**ASSIGNMENT**
Lift every line from the entries that includes the word "label".

**DATASET RECORDS**
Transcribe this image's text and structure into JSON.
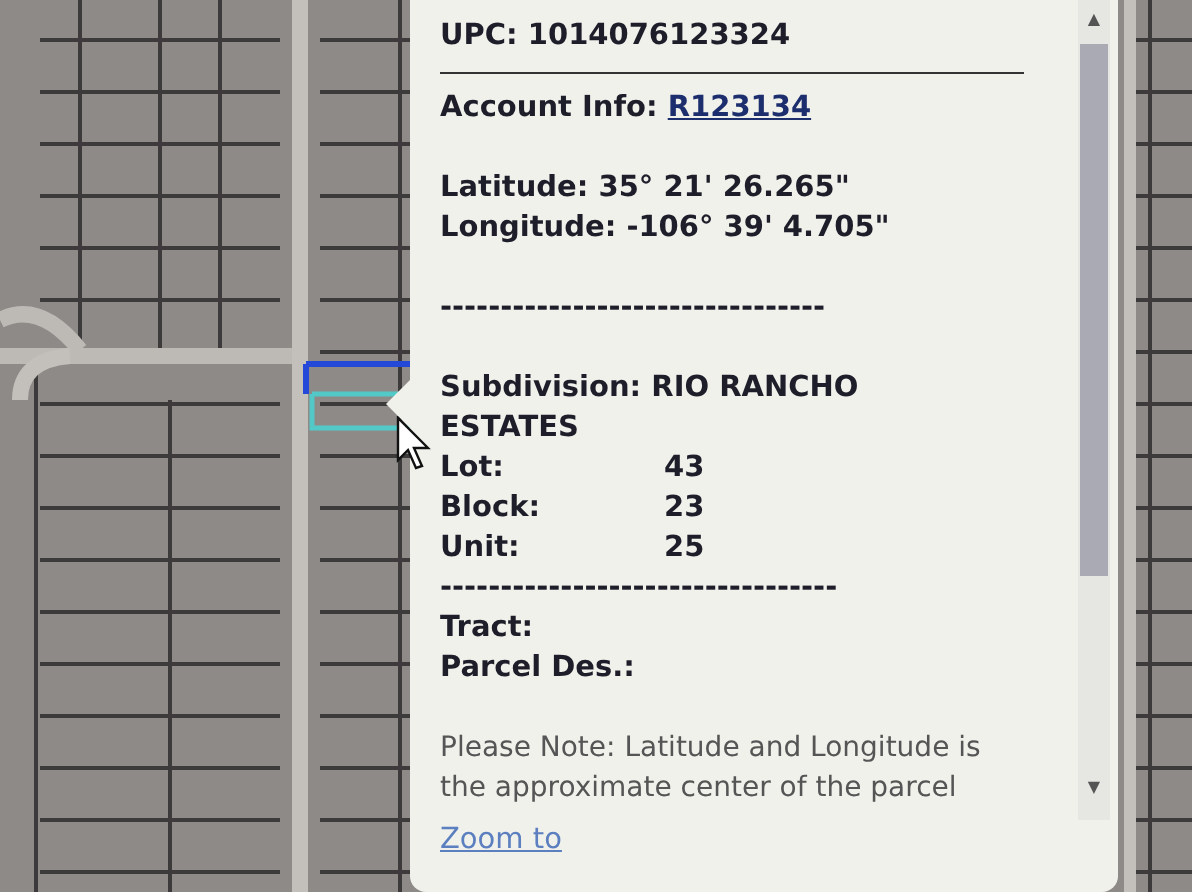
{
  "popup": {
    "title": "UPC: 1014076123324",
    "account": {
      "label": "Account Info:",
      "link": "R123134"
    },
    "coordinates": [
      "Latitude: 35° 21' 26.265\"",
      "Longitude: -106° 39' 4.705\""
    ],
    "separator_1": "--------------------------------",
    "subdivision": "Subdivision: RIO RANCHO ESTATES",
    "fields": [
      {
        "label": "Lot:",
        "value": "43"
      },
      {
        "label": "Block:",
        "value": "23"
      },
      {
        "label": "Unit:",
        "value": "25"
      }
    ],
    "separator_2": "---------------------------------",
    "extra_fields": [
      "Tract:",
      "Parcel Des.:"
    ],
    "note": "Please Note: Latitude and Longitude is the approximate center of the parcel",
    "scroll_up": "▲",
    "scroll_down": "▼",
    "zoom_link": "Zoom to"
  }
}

**ANSWER TO THIS TASK**
      "label": "Account Info:",
        "label": "Lot:",
        "label": "Block:",
        "label": "Unit:",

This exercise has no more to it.